a. A determination of “Not Responsible” (no violation of the Academic Integrity Policy has been found) or “Responsible” (the student has been found  responsible for the charged violation on the basis of the evidence submitted or has  admitted guilt). 
b. If the student has been found “Responsible” for violating the Academic Integrity Policy, the penalty must be specified. Sanctions or penalties imposed should be commensurate with the offense and will take into account any previous  violations of the Academic Integrity Policy as evident in the student disciplinary records on file. 
7. Within 5 days, the Provost will send an official notification letter informing the student of the hearing outcome, sanctions imposed, if any, and an explanation of the appeal process. A copy of this letter will also be sent to the Director of Student Conduct. If the student has been suspended or expelled, a copy of the official letter will also go to the President’s Office. On the same day that the Academic Integrity Review Board’s decision is communicated to the student by the Provost, the instructor, Chairperson in whose department the charge originated, Chairperson of the student’s major department,  the student’s academic advisor, and the Vice President for Enrollment & Student Services will be informed of the Board’s decision electronically (i.e. via Fredonia e-mail). If the student is a teacher education student, the Dean of the College of Education, Health Sciences and Human Services, will also be notified. 

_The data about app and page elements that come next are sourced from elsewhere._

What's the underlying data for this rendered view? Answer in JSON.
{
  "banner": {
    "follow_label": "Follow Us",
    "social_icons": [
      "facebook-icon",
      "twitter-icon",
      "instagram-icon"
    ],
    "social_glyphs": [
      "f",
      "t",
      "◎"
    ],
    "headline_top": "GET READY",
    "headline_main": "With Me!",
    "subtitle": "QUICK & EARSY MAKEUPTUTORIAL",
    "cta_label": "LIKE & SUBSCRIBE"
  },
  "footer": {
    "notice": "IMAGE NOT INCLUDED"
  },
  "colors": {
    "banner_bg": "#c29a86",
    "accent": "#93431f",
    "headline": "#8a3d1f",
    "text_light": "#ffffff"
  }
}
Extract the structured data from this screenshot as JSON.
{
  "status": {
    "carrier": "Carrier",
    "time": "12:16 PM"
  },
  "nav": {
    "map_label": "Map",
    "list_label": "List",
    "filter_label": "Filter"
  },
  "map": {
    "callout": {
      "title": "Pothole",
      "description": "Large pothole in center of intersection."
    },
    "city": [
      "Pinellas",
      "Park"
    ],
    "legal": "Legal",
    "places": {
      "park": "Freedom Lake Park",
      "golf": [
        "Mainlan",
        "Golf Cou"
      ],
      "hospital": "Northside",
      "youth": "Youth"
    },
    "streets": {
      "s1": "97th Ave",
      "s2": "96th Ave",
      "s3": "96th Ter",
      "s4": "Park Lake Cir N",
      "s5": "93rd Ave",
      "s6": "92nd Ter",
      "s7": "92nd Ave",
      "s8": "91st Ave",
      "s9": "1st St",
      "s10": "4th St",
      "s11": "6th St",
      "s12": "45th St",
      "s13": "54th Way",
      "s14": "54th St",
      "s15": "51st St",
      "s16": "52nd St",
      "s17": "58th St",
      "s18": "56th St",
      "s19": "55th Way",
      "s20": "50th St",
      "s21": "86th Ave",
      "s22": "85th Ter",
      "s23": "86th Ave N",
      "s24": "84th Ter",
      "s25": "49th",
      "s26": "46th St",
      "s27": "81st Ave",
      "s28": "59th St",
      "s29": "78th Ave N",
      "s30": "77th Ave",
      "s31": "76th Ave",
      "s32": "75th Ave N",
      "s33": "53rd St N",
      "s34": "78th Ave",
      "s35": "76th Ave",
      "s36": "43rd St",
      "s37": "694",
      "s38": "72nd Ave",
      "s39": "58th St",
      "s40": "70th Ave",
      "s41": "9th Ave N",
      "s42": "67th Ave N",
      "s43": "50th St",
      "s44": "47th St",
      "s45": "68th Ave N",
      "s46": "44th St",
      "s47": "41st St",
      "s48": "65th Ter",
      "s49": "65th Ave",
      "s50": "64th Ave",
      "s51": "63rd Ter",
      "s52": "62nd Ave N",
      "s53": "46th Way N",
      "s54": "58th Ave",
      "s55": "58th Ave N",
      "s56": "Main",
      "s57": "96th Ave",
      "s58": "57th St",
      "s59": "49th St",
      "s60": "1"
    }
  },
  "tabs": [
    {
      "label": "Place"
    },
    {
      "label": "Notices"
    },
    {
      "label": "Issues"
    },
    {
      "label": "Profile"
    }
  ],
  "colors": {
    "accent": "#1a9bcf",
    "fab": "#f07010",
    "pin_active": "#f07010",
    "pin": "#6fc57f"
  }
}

8. Should the student decide to appeal the Academic Integrity Review Board’s decision, they may do so in a written justification to the President of the university, but  only if/when the substance of the presented case has changed (i.e., additional and  significant new evidence is discovered) or if there has been some sort of procedural error that would affect the outcome of the hearing. The written appeal must be received within 5 working days following the student notification of the hearing outcome. 

IV.  Maintenance of Academic Integrity Records 

Records of all academic integrity violation cases will be kept in the Office of Student Conduct for 10 years.